But before someone in the comment section quotes 1984, let me make something clear. Of course, there is nothing wrong with genuine inquiry, genuine debate and the “free pursuit of knowledge,” but that is assuming a “free pursuit of knowledge” exists in the first place. To be able to divorce the “facts” of history from their reverberations — legacies that kill, endanger and oppress to this day — is to tout one’s own removedness from history, one’s ability, whether bestowed by race, gender, class, geography or any other combination of factors, to define themselves on their own terms.

Yes, it is possible to know a lot about a subject and still not have an ounce of a stake in it. To embrace that reckless abandon of privilege, to ignore that what you’re discussing has extremely real effects because none of them happen to affect you, perverts the point of being here at all.

Wait, but what is the point of being here at all? Is it not fine, rigorous discourse among the world’s finest, most rigorous young whippersnappers?

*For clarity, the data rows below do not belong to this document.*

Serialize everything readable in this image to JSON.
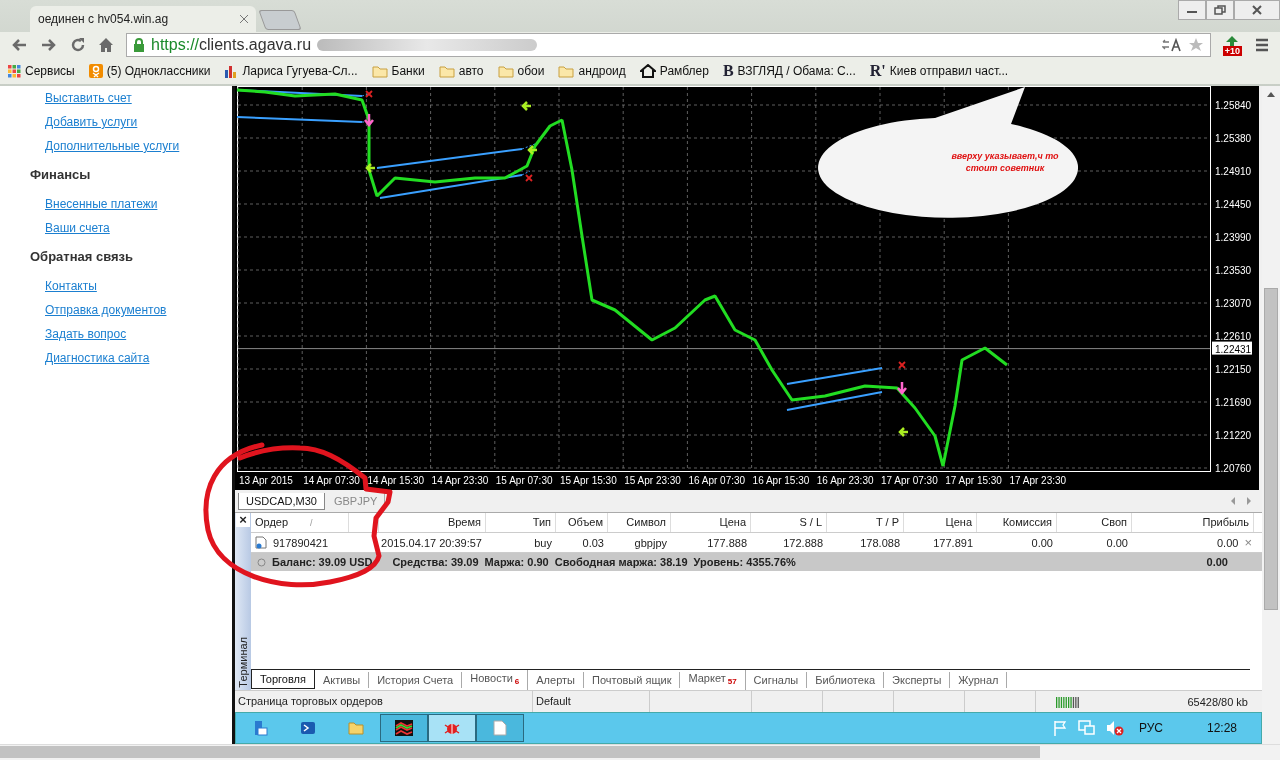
{
  "browser": {
    "tab_title": "оединен с hv054.win.ag",
    "url_scheme": "https://",
    "url_host": "clients.agava.ru",
    "extension_badge": "+10",
    "bookmarks": [
      {
        "kind": "apps",
        "label": "Сервисы"
      },
      {
        "kind": "ok",
        "label": "(5) Одноклассники"
      },
      {
        "kind": "chart",
        "label": "Лариса Гугуева-Сл..."
      },
      {
        "kind": "folder",
        "label": "Банки"
      },
      {
        "kind": "folder",
        "label": "авто"
      },
      {
        "kind": "folder",
        "label": "обои"
      },
      {
        "kind": "folder",
        "label": "андроид"
      },
      {
        "kind": "home",
        "label": "Рамблер"
      },
      {
        "kind": "letter",
        "glyph": "B",
        "label": "ВЗГЛЯД / Обама: С..."
      },
      {
        "kind": "letter",
        "glyph": "R'",
        "label": "Киев отправил част..."
      }
    ]
  },
  "sidebar": [
    {
      "kind": "link",
      "label": "Выставить счет"
    },
    {
      "kind": "link",
      "label": "Добавить услуги"
    },
    {
      "kind": "link",
      "label": "Дополнительные услуги"
    },
    {
      "kind": "heading",
      "label": "Финансы"
    },
    {
      "kind": "link",
      "label": "Внесенные платежи"
    },
    {
      "kind": "link",
      "label": "Ваши счета"
    },
    {
      "kind": "heading",
      "label": "Обратная связь"
    },
    {
      "kind": "link",
      "label": "Контакты"
    },
    {
      "kind": "link",
      "label": "Отправка документов"
    },
    {
      "kind": "link",
      "label": "Задать вопрос"
    },
    {
      "kind": "link",
      "label": "Диагностика сайта"
    }
  ],
  "chart": {
    "price_ticks": [
      "1.25840",
      "1.25380",
      "1.24910",
      "1.24450",
      "1.23990",
      "1.23530",
      "1.23070",
      "1.22610",
      "1.22150",
      "1.21690",
      "1.21220",
      "1.20760"
    ],
    "current_price": "1.22431",
    "time_ticks": [
      "13 Apr 2015",
      "14 Apr 07:30",
      "14 Apr 15:30",
      "14 Apr 23:30",
      "15 Apr 07:30",
      "15 Apr 15:30",
      "15 Apr 23:30",
      "16 Apr 07:30",
      "16 Apr 15:30",
      "16 Apr 23:30",
      "17 Apr 07:30",
      "17 Apr 15:30",
      "17 Apr 23:30"
    ],
    "callout": "вверху указывает,ч то\nстоит советник"
  },
  "chart_tabs": [
    {
      "label": "USDCAD,M30",
      "selected": true
    },
    {
      "label": "GBPJPY",
      "selected": false
    }
  ],
  "terminal": {
    "close": "×",
    "side_label": "Терминал",
    "sort_mark": "/",
    "columns": [
      "Ордер",
      "",
      "Время",
      "Тип",
      "Объем",
      "Символ",
      "Цена",
      "S / L",
      "T / P",
      "Цена",
      "Комиссия",
      "Своп",
      "Прибыль"
    ],
    "rows": [
      {
        "cells": [
          "917890421",
          "",
          "2015.04.17 20:39:57",
          "buy",
          "0.03",
          "gbpjpy",
          "177.888",
          "172.888",
          "178.088",
          "177.891",
          "0.00",
          "0.00",
          "0.00"
        ],
        "close": "×"
      }
    ],
    "balance": [
      "Баланс: 39.09 USD",
      "Средства: 39.09",
      "Маржа: 0.90",
      "Свободная маржа: 38.19",
      "Уровень: 4355.76%"
    ],
    "balance_profit": "0.00",
    "tabs": [
      {
        "label": "Торговля",
        "selected": true
      },
      {
        "label": "Активы",
        "selected": false
      },
      {
        "label": "История Счета",
        "selected": false
      },
      {
        "label": "Новости",
        "badge": "6",
        "selected": false
      },
      {
        "label": "Алерты",
        "selected": false
      },
      {
        "label": "Почтовый ящик",
        "selected": false
      },
      {
        "label": "Маркет",
        "badge": "57",
        "selected": false
      },
      {
        "label": "Сигналы",
        "selected": false
      },
      {
        "label": "Библиотека",
        "selected": false
      },
      {
        "label": "Эксперты",
        "selected": false
      },
      {
        "label": "Журнал",
        "selected": false
      }
    ]
  },
  "status_bar": {
    "hint": "Страница торговых ордеров",
    "profile": "Default",
    "traffic": "65428/80 kb"
  },
  "taskbar": {
    "buttons": [
      {
        "kind": "server",
        "selected": false
      },
      {
        "kind": "terminal",
        "selected": false
      },
      {
        "kind": "folder",
        "selected": false
      },
      {
        "kind": "chart",
        "selected": false
      },
      {
        "kind": "bug",
        "selected": true
      },
      {
        "kind": "file",
        "selected": false
      }
    ],
    "language": "РУС",
    "time": "12:28"
  }
}
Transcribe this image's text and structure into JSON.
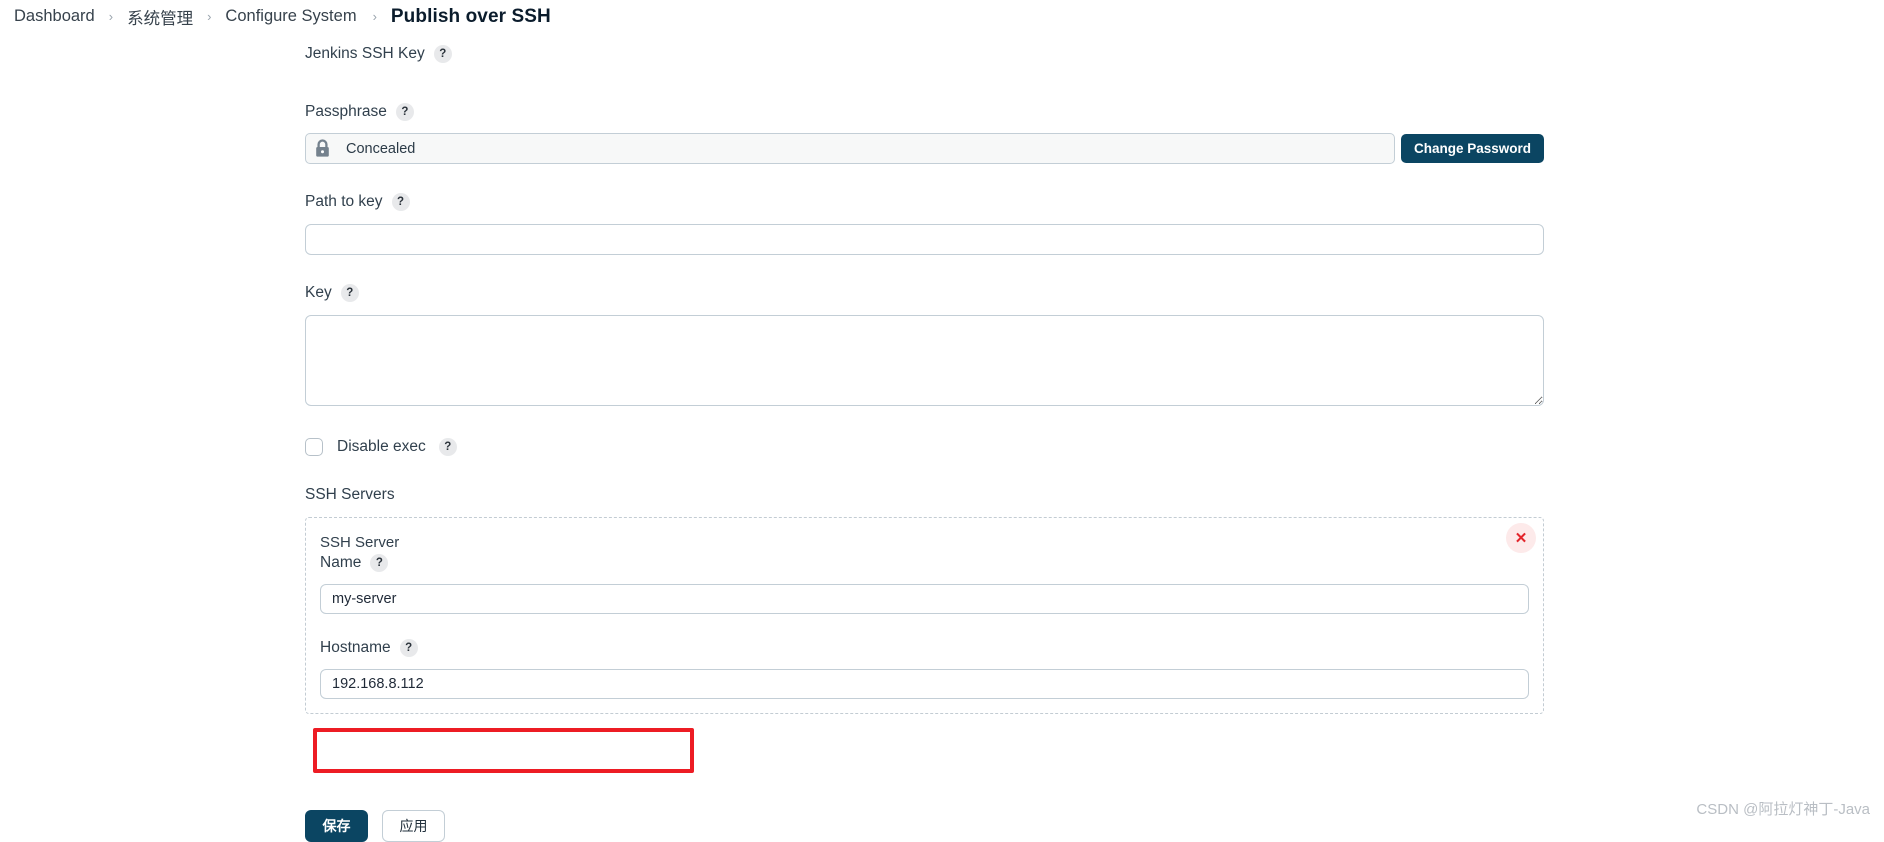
{
  "breadcrumb": {
    "items": [
      {
        "label": "Dashboard"
      },
      {
        "label": "系统管理"
      },
      {
        "label": "Configure System"
      },
      {
        "label": "Publish over SSH"
      }
    ],
    "separator": "›"
  },
  "help_glyph": "?",
  "form": {
    "jenkins_ssh_key": {
      "label": "Jenkins SSH Key"
    },
    "passphrase": {
      "label": "Passphrase",
      "value": "Concealed",
      "lock_icon": "lock-icon",
      "change_button": "Change Password"
    },
    "path_to_key": {
      "label": "Path to key",
      "value": "",
      "placeholder": ""
    },
    "key": {
      "label": "Key",
      "value": "",
      "placeholder": ""
    },
    "disable_exec": {
      "label": "Disable exec",
      "checked": false
    },
    "ssh_servers": {
      "label": "SSH Servers",
      "server": {
        "title": "SSH Server",
        "delete_glyph": "✕",
        "name": {
          "label": "Name",
          "value": "my-server"
        },
        "hostname": {
          "label": "Hostname",
          "value": "192.168.8.112"
        }
      }
    }
  },
  "footer": {
    "save_label": "保存",
    "apply_label": "应用"
  },
  "watermark": "CSDN @阿拉灯神丁-Java",
  "colors": {
    "primary": "#0b4562",
    "annotation_red": "#ed1c24",
    "delete_red": "#e3252b",
    "border": "#c3ced6"
  }
}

Sure, maybe, but to an end.

I’ll put it this way: Yale sells itself on the interchangeability of its courses of study — “English and economics majors get the same jobs, anyway!” If this statement is to be anything other than a blatant admission that skills and knowledge are secondary to brand, then we must believe that there is some greater point to our education: a confidence, an audacity, a rigor that manifests over the course of our time here. There is absolutely nothing wrong with intellectual exploration and taking risks. But knowledge doesn’t float in the ether. The point of discourse is not to provoke a response, or to weaponize “facts and logic” against those around us. If we are not applying what we learn to better ourselves, to better the lives of those around us, then why are we here at all?

Why does the residue of our time here have to take the form of some radical audacity or confidence? Why not radical empathy? A desire to understand — not enrage — each other as best as we can.

Playing devil’s advocate — toying with the “facts” of history to inflammatory ends — makes no good faith attempt to understand the world around us. It does not honor “civility,” it does not honor “discourse;” it makes a game of it, it treats it like a game of MindFlex.

You don’t remember the board game, MindFlex? Let me fill you in.

MindFlex was a board game that channeled your brain waves through a headset to move a metal ball through an obstacle course. When it was released, there was a lot of debate over whether the game actually measured your brainwaves, whether the player was actually in control. Whether you know it or not, you’re playing it right now. You say a lot of things; you do a whole lot of things that you won’t even remember tomorrow. Are you in control, or is it all just some sort of implicated illusion?

The answer to that either/or is yes. For as much as we are empathetic, we love to judge, to essentialize and construct versions made of preconceived notions of each other. We construct our worlds via these narratives, these lenses and scripts that help us make sense of it all — even when they’re out of focus and feed us the wrong lines.

But this historical project of essentialization is one that has served as a conduit of oppression. To play devil’s advocate does not undo these legacies. It reaffirms them. To pretend that these histories don’t matter beyond a thought experiment, that past-and-present violence does not reverberate — if only to pretend — is to allow them to survive completely unnoticed, to reinforce their destructive capacity.

But what if the devil’s advocate is a straw man constructed of nothing other than expectation glued together with extrapolated experience, one that — for better or for worse — helps us understand the world around us and that which plagues it.

But, after all, straw men walk among us in their straw hats with their straw feet and straw hands. They’re irresistible to look at — they stand out. They argue in seminars, they make outlandish points, spewing straw spit from their straw lips. But, touch a straw man and their loose, fibrous skin soon comes apart. They fall to the ground, disintegrating before your very eyes.

ERIC KREBS is a junior in Jonathan Edwards College. Contact him at eric.krebs@yale.edu .